As temperatures are dipping, more and more people are starting to get sick. If you’re always one of the first ones to catch the cold that’s going around in the office, I’ve got good news for you. Your lifestyle can influence your immune system’s ability to fight off diseases, which means that by following the recommendations below, you can avoid the awkwardness of calling in sick (and feeling crappy) every few weeks. Here’s what to do:
Adopt a nutrition based on colour, variety, fibre, and real foods. Did you know that 70% of your immune system is in your gut? This amazing organ contains trillions of microbes that play a key role in the functioning of your immune system. Eating a variety of fruits and vegetables helps promote a broad range of beneficial bacteria, and this can only mean good news when it comes to your immune function. By the way, when I talk about fruits and vegetables, I don’t just mean salads and fruit salads. Those are definitely less appetizing when it’s 0 degrees outside. Get creative with your veggies: roast, steam, or even make soups out of them.
Break a sweat, regularly. When it starts getting cold, sometimes all we want to do is stay inside and get cosy on our couch. Working out, however, is proven to help improve our immune system. Try to squeeze in at least 150 minutes of moderate exercise per week (a brisk walk counts!). If facing the cold is too much for you, there are plenty of ways you can exercise at home – Youtube is your friend.
Get some sun. Being exposed to the sun is what allows our bodies to create vitamin D and this vitamin has many effects on cells within the immune system. Make sure to catch some rays if the sun is out. Since that can be a rare sight in winter time in central/northern Europe, talk to your doctor about Vitamin D supplementation.

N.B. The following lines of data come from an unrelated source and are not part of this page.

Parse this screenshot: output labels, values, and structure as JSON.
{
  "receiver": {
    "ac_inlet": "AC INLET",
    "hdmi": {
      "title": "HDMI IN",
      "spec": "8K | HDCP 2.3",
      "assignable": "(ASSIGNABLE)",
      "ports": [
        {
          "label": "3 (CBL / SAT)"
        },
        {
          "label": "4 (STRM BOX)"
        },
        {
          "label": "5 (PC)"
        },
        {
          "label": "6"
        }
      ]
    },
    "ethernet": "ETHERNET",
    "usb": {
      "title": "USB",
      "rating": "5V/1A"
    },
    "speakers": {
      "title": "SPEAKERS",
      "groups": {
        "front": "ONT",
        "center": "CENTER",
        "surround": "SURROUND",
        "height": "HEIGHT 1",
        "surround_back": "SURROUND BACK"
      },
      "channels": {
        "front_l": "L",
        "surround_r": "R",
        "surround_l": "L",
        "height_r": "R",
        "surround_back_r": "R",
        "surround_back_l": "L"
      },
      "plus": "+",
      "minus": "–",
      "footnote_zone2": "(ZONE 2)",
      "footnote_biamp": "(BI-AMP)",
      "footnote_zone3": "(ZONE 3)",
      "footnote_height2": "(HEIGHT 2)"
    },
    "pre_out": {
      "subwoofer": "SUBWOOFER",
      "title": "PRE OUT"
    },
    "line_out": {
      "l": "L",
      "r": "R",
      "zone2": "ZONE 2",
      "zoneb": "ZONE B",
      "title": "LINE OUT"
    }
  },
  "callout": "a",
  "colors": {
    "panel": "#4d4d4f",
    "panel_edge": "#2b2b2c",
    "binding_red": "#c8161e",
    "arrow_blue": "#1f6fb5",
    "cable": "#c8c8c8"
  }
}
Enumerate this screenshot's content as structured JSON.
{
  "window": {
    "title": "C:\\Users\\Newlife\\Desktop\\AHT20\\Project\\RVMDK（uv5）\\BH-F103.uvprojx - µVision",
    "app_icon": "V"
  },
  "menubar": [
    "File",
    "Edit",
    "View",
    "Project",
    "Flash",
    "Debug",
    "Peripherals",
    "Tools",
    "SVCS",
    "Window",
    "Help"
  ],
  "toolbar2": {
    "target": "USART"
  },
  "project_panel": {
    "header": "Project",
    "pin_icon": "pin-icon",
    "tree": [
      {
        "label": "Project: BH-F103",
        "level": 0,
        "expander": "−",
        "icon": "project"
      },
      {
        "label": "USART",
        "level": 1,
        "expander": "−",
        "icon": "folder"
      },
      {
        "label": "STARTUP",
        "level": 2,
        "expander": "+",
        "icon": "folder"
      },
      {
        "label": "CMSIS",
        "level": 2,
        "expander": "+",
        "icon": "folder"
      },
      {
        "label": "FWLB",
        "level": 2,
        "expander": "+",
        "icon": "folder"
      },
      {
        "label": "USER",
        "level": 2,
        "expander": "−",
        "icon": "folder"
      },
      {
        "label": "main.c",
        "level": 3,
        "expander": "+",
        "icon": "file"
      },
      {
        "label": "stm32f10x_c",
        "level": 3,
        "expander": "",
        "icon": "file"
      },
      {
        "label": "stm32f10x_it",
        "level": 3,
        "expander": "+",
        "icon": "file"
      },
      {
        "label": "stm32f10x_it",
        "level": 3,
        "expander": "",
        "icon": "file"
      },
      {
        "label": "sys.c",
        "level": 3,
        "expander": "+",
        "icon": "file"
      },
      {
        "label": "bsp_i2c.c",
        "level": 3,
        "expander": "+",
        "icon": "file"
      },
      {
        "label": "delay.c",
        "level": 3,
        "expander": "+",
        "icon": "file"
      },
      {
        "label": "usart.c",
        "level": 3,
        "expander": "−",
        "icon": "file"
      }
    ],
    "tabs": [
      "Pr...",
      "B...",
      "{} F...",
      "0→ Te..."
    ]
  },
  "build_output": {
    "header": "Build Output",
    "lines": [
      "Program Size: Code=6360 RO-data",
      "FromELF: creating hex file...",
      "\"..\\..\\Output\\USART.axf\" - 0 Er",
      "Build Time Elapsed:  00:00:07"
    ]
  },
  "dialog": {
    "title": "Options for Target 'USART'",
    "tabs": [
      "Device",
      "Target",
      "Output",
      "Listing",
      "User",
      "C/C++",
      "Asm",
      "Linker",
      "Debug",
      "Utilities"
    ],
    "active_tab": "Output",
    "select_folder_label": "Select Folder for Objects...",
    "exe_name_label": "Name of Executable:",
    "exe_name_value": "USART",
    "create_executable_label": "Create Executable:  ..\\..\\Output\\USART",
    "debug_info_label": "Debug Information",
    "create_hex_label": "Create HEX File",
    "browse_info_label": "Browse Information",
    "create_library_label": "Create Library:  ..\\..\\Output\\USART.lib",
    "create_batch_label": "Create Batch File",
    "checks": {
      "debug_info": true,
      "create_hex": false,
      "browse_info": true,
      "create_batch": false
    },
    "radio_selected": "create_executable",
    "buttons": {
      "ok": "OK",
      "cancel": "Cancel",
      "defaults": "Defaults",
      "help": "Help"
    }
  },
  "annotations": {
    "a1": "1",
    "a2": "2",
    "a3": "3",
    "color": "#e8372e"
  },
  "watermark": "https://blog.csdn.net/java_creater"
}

Minimize stress. You knew this was coming, didn’t you? It almost feels like stress is the cause of ; that’s not far off from the truth: according to a study, 75% of all doctor visits in the USA are for stress-related issues. The production of stress hormones is actually vital for our survival: stress is energy that we need to face a difficult situation. It’s when that stress becomes chronic that it becomes problematic, and unfortunately many of us are chronically stressed. How you manage stress is very personal, and you will need to figure out what works for you. Some ideas: spending more time in nature, doing yoga, doing an activity that takes you away.
A healthy lifestyle will do much more than helping you avoid a cold. The WHO states that “Health is a state of complete physical, mental and social well-being and not merely the absence of disease or infirmity”. By working on your lifestyle, you certainly move further and further away from illness, but most importantly, you move closer towards well-being.
If you are looking at the five recommendations above thinking “huh, easier-said-than done”, then reach out. Talk to me. I can help you get on the right path, but you’ll be the one steering the wheel and making up the rules.
This website is for information purposes only. By providing the information contained herein we are not diagnosing, treating, curing, mitigating, or preventing any type of disease or medical condition. Before beginning any type of natural, integrative or conventional treatment regimen, it is advisable to seek the advice of a licensed healthcare professional.